After blogging more strategically for over a year, it is time to share the First Cooking Chat Income Report! Likely to be of most interest to other food bloggers looking to see where one fellow blogger is generating income and blog growth.
In the summer of 2014, a Pinch of Yum income report caught my eye. If someone could be making over $30,000 per month from a food blog, perhaps it was time to get more strategic with the food blog I’d been dabbling with for about 5 years. We invested in a Canon EOS Rebel T5 Digital SLR Camera and the Tasty Food Photography ebook from Pinch of Yum, and were on the way to kicking things up a notch or two here on Cooking Chat. Seemed like it was about time to publish our first Cooking Chat Income Report! Note there are a number of affiliate links in this post; as always, I only share affiliate links for products that I recommend based on my experience!
I realize most of my readers are just here for the tasty recipes. If that’s you, now’s a good time to jump over to something tasty like Potato Soup with Kale Pesto or perhaps Awesome Avocado Steak Tacos. But if you’re a food blogger seeking to monetize your blog, read on for the first Cooking Chat Income Report. I plan to post one of these at least once per quarter.
My traffic has been gradually building since focusing on giving Cooking Chat a boost. It’s been a little over a year since I moved Cooking Chat from Blogspot to its current WordPress home. I’ll talk more about the traffic after sharing the revenue and expenses. As it relates to income, traffic in December and related advertising revenue reached the point where the ads roughly covered my regular monthly blogging expenses. That means the sponsored posts revenue led to a decent profit. Let’s to go the numbers in detail, with notes for items that may not be obvious.
TOTAL REVENUE = $562.48 Here’s how it broke down:
Sponsored Posts — $475
Gourmet Ads — $18.30 (we joined about halfway through December)
Adsense — $26.03 Google ad program
Sovrn — $14.95 Another ad program for bloggers.
Amazon Affiliates — $1.60
Tailwind — $14.99 Great app for scheduling pins!
Food Blogger Pro $25 A great investment for serious food bloggers!
Vault Press $5 Service for backing up the website
Adobe Creative Cloud $10.61
Facebook Ads $9.76
Etsy — $43.78 Some new food photo props, first put to use in this Potato Soup with Kale Pesto post. Looks good, eh?
A few other notes before talking about the site traffic. It’s probably helpful to know that I am food blogging in addition to a full-time job leading the nonprofit I started, Social Capital Inc. I tend to spend some time writing and related social media most mornings, then my evening cooking our family supper often involves a quick 10 minute photo shoot before we sit down to enjoy what I made. At this point, I’m looking to translate my passion for cooking into a supplemental income through Cooking Chat. After all, our ten year old sous chef will be heading to college before we know it!
I also do some social media consulting work that ties in a bit with the food blogging, but haven’t included that in the income. Though I track food expenses for tax reporting, I didn’t include that here as we would have a food bill even if I weren’t food blogging!

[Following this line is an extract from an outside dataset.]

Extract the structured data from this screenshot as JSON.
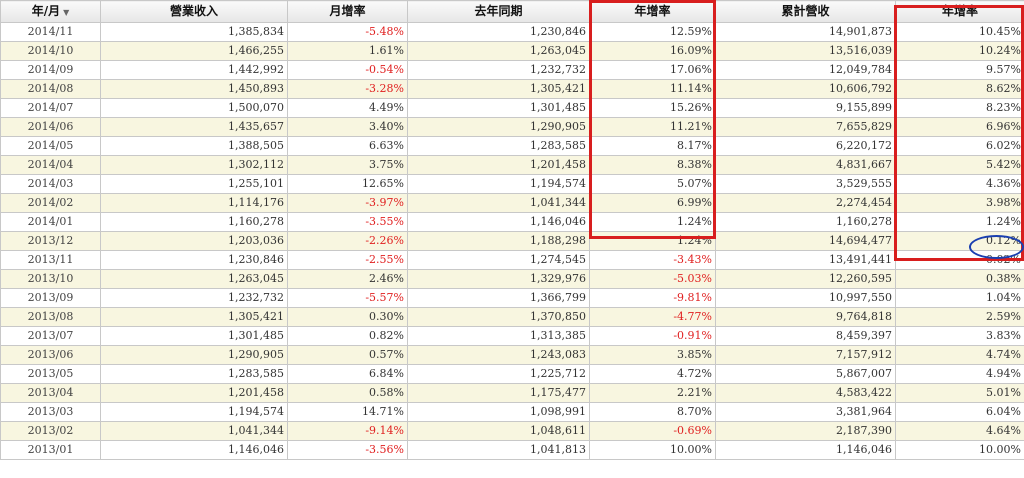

Of course, increasing traffic is essential for generating income from a food blog. For much of the fall, Cooking Chat seemed stuck between 20k and 25k monthly views. In December, we seemed to be ready to grow again, coming in just under 30k views. As of right now, we are around 32K views in our 30 day look back. Our Spoon Roast with Horseradish Cream recipe was very popular around the holidays, which helped us grow. In fact, Christmas Day was the highest traffic day on Cooking Chat for December. This is one recipe where we’ve managed to hold a spot at or near the top of Google search results, for something people do search for regularly!
December 2015 Cooking Chat Web Traffic
One thing I’m pleased about with our recent traffic growth is that it seems to be driven primarily by steady growth in our Google organic search results. Earlier in the process, I’d see occasional traffic spikes from having something get popular on Stumbleupon or Flipboard (I wrote about Flipboard for Food Bloggers recently if that piques your interest). Though my growth might be a bit slower than I’d like, I feel like gradually growing through improved search results and referral sources like Pinterest and Yummly is more sustainable. I’m consistently adding at least two new recipes per week here, often more like three or four.
December referral sources
Speaking of the growth being slower than I’d like, I have taken note that I’ve seen some fellow bloggers that started about a year ago do far better than my results in terms of search and income. I’m sure there are a lot of reasons for that. I know I need to keep working on improving my photography. But I’m also wondering if all my old recipes I moved over from my Blogspot days are weighing down how I do in search. Speculating that is so, I’m going to be working on updating those old posts, and in some cases deleting if they don’t seem relevant any more. Those posts generally have lower quality photos, and aren’t SEO optimized.
OK, I believe I’ve hit upon all the key points I wanted to cover in my first Cooking Chat income report. I’d love to hear about your experiences trying to grow your food blog, and will do my best to answer any questions you might have.